[[ GIVEN INFORMATION open ]]

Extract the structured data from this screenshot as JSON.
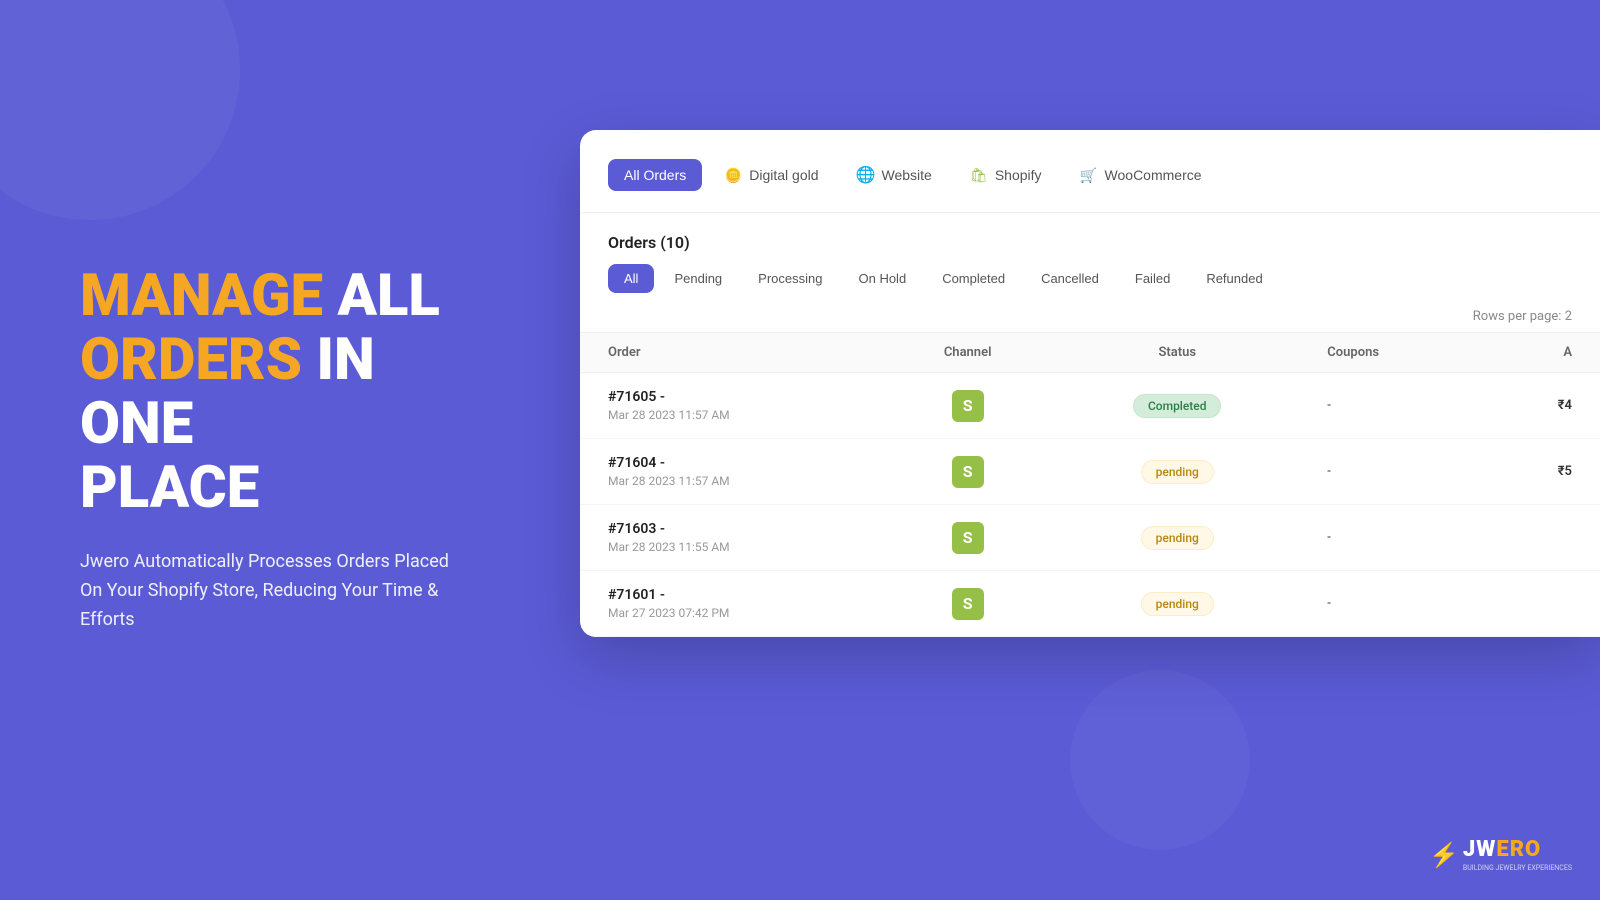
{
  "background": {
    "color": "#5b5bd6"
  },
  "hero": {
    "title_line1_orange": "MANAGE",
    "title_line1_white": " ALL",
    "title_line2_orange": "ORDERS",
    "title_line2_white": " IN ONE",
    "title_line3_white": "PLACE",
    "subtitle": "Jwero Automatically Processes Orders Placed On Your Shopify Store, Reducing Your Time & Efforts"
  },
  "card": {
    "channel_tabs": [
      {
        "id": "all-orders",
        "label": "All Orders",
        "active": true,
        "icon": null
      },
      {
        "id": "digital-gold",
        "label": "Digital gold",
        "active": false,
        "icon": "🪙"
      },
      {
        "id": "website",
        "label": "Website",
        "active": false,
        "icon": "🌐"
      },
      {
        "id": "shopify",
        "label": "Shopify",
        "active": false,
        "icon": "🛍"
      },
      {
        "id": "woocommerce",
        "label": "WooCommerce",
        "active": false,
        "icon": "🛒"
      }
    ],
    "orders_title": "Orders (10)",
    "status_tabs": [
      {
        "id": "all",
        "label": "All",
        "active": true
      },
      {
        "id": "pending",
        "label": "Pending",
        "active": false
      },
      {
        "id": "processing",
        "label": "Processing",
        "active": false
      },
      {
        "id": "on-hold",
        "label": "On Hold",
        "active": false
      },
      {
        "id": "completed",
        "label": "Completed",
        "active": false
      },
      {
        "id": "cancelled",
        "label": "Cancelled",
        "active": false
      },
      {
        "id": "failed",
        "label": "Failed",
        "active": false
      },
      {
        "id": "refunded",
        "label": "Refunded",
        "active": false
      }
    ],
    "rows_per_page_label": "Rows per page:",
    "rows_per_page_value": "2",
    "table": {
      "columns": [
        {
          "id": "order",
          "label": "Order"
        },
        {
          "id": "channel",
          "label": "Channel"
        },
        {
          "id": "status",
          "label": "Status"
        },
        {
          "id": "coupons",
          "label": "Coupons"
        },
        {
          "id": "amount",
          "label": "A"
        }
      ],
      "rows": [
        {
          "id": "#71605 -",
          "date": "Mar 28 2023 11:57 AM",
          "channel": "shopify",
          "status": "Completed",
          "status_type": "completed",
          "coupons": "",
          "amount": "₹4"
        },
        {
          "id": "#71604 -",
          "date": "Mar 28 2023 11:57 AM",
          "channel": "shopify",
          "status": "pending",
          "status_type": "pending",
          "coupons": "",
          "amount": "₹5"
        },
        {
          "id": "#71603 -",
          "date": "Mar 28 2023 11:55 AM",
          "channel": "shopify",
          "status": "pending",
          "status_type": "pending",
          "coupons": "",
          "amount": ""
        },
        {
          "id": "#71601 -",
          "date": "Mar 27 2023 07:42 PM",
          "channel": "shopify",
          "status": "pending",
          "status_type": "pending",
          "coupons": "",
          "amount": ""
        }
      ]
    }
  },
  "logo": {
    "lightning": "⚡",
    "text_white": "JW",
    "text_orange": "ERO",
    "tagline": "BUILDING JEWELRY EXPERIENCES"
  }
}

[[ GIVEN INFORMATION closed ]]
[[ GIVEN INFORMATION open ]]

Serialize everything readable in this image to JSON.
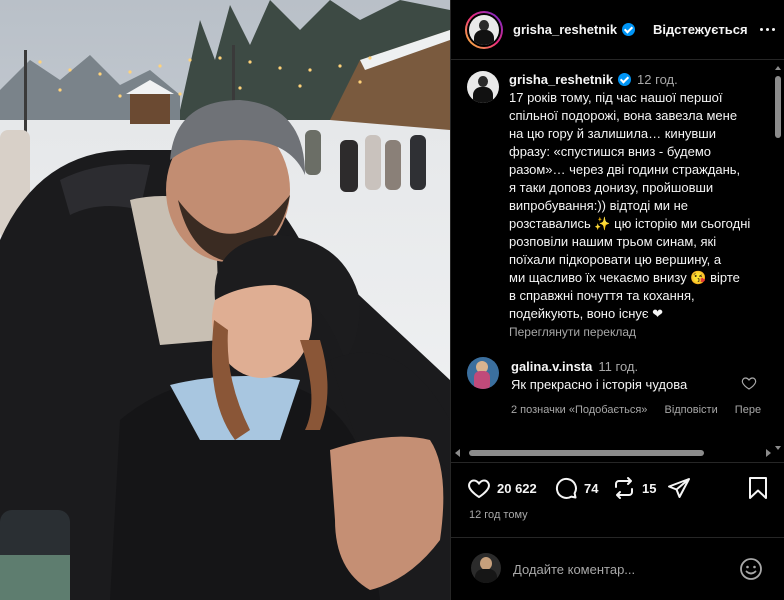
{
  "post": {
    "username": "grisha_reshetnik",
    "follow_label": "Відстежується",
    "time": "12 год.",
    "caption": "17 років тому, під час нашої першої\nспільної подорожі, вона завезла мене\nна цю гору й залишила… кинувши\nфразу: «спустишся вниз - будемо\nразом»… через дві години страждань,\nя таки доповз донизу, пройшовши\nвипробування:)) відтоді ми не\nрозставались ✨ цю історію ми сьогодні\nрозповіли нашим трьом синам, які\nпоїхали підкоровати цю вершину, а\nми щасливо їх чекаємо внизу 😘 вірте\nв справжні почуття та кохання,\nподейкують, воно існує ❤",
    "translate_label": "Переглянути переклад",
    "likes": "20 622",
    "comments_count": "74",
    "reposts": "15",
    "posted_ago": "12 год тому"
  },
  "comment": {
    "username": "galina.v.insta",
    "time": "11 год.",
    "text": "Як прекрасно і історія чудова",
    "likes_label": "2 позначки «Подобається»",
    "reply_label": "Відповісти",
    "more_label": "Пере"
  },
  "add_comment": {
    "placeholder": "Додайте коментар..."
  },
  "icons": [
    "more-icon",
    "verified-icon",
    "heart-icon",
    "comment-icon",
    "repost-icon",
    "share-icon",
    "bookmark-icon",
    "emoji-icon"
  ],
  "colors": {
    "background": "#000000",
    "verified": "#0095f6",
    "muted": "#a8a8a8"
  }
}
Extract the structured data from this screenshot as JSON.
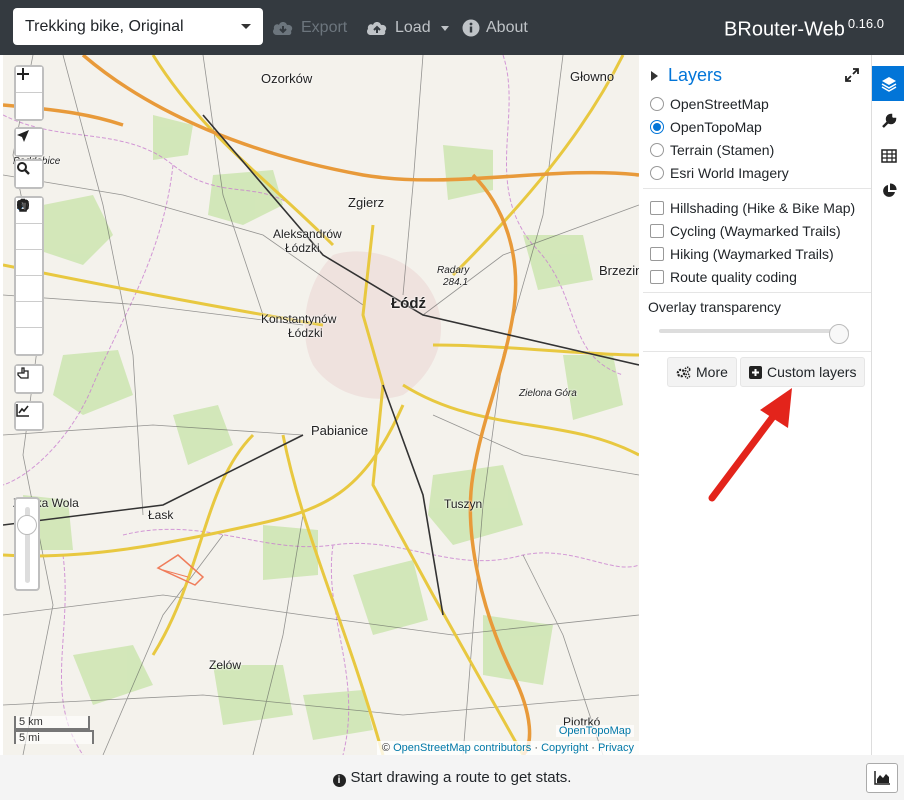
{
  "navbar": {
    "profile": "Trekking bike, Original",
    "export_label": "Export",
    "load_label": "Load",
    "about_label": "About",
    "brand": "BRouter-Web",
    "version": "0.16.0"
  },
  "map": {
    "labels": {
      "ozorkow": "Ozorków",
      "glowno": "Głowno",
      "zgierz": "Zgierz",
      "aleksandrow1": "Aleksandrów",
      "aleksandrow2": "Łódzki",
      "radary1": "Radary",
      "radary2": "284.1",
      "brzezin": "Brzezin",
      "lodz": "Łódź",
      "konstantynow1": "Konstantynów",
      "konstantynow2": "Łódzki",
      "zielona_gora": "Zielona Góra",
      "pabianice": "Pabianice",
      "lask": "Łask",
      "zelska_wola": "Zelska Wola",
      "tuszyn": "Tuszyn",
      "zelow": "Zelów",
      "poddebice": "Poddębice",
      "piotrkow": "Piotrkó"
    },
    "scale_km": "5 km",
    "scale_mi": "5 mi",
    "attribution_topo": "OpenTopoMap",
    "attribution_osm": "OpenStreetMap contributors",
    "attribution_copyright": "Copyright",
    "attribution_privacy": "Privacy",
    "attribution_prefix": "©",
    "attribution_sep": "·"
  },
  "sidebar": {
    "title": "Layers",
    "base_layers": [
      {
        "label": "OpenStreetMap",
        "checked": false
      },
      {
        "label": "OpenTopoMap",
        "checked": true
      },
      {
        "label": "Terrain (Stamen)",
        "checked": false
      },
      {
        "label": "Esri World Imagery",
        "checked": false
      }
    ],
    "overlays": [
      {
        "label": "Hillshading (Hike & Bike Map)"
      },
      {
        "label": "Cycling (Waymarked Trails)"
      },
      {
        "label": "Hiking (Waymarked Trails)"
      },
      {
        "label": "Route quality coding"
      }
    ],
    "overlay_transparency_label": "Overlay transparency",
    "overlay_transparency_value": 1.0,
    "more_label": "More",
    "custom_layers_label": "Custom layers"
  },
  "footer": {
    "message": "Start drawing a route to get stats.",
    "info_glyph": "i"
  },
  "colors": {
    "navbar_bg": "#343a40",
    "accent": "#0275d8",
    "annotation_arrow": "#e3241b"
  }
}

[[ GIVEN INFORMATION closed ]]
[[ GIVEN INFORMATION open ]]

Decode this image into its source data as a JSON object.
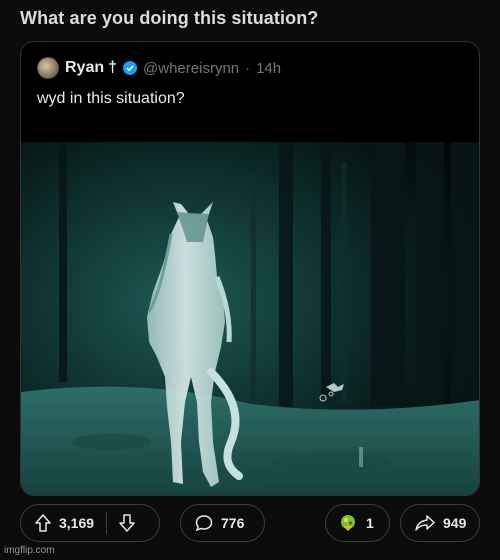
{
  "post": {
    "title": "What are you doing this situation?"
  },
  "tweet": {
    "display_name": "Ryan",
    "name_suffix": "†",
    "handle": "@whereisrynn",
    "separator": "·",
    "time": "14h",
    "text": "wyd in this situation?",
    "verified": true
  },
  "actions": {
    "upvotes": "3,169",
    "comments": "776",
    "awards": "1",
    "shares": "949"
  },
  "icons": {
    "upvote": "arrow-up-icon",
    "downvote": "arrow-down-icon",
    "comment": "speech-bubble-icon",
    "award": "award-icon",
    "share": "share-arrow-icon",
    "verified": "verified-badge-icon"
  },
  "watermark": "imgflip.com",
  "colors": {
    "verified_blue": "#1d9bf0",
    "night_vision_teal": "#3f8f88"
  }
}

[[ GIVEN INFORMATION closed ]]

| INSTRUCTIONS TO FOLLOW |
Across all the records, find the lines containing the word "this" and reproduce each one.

| EXERCISE OUTPUT |
Extract the structured data from this screenshot as JSON.
Serialize everything readable in this image to JSON.
Extract the structured data from this screenshot as JSON.
Decode this image into its source data as a JSON object.
    "title": "What are you doing this situation?"
    "text": "wyd in this situation?",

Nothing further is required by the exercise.